Kenny Names Four Key Executives to New Presidential Posts
BOSTON–In his quest to transform Bronnercom into a global agency network, chief executive David Kenny last week named presidents to lead each of the shop’s regional offices, as well as direct marketing unit BSH.
“We’re moving from being a big Boston agency to what will become a global network,” said Kenny, who projects that Bronnercom–which will finish 1999 with $180 million in revenues on $1.3 billion in billings–will grow nearly 50 percent in each of the next two years. Kenny contends that empowering managers is essential to meeting aggressive goals.
Ten-year Bronnercom veteran Harvey Kipnis, who has run the New York office since its formation 18 months ago, has been named president of BSH. Kipnis and Michael Ward, already president of Bronnercom’s Strategic Interactive Group, will jointly helm regional operations at the Boston headquarters.
Laura Lang becomes president of Bronnercom in New York, where she will also continue to lead AT&T. Jay Hussey and Alistair Ross-Russell, who had run Bronnercom operations in San Francisco and London, respectively, have been named presidents of those offices. (Ross-Russell will serve as acting president in London until that position is filled.)
Bronnercom has grown 46 percent in 1999, adding all interactive duties from AT&T and picking up Delta Airlines’ direct marketing business. The agency now employs more than 1,200 people worldwide and is considering opening offices next year in Hong Kong for the Asian marketplace and Miami for Latin America, Kenny said.
Chairman Michael Bronner, vice chairman Kathy Biro and Kenny all retain their positions atop the Bronnercom hierarchy. Ward reports to Biro, who, along with the other newly named presidents, reports to Kenny.
Lang’s ascendency after less than six months at Bronnercom–she had been president of the consulting group at Marketing Corp. of America–may be viewed as especially significant, since she runs AT&T, believed to be the shop’s largest single account, and is charged with building the 250-person New York office into a presence on the Madison Avenue scene. “I’ll be playing a strong role in new business,” she said.

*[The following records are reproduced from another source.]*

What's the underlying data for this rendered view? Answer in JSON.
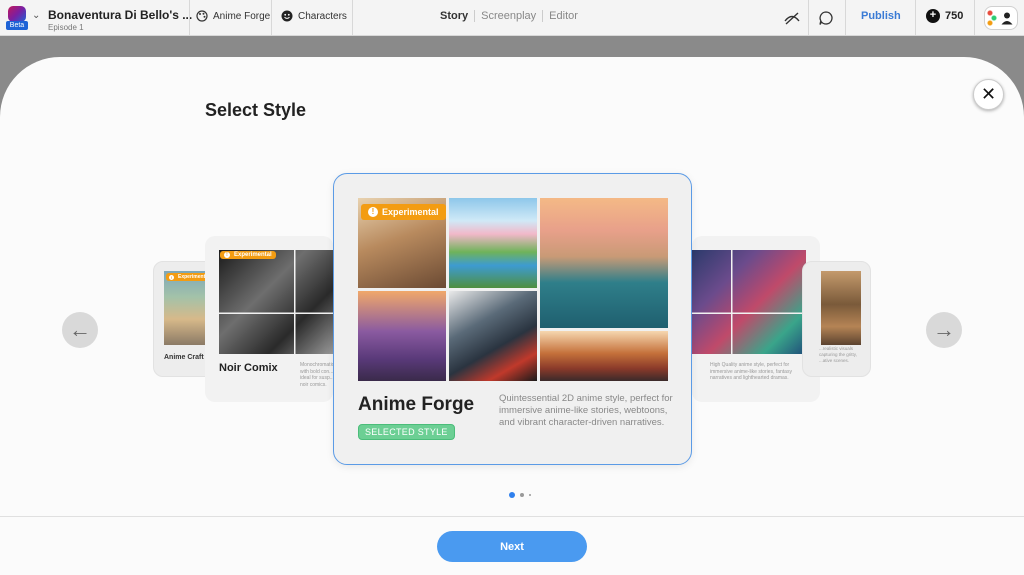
{
  "topbar": {
    "beta_label": "Beta",
    "project_title": "Bonaventura Di Bello's ...",
    "episode": "Episode 1",
    "style_item": "Anime Forge",
    "characters_item": "Characters",
    "modes": [
      "Story",
      "Screenplay",
      "Editor"
    ],
    "publish_label": "Publish",
    "credits": "750"
  },
  "modal": {
    "title": "Select Style",
    "close_icon": "close-icon",
    "next_label": "Next",
    "pager": {
      "count": 3,
      "active": 0
    }
  },
  "styles": {
    "far_left": {
      "name": "Anime Craft",
      "badge": "Experimental"
    },
    "left": {
      "name": "Noir Comix",
      "badge": "Experimental",
      "desc": "Monochromatic ... with bold con... ideal for susp... noir comics."
    },
    "center": {
      "name": "Anime Forge",
      "badge": "Experimental",
      "status": "SELECTED STYLE",
      "desc": "Quintessential 2D anime style, perfect for immersive anime-like stories, webtoons, and vibrant character-driven narratives."
    },
    "right": {
      "desc": "High Quality anime style, perfect for immersive anime-like stories, fantasy narratives and lighthearted dramas."
    },
    "far_right": {
      "desc": "...realistic visuals capturing the gritty, ...ative scenes."
    }
  },
  "colors": {
    "accent": "#4a9af0",
    "selected_border": "#5b9be6",
    "experimental": "#f39c12",
    "selected_badge": "#6ccf94",
    "publish": "#3a7bd5"
  }
}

In a related move, the organization has integrated its customer management, database and teleservices capabilities under the SIG banner. These services had previously been part of the BSH division, which will now concentrate on direct marketing, advertising, sponsorships, promotions and events planning.
That consolidation, Kenny said, helps to “avoid overlaps,” such as having separate client databases maintained by two units within the agency.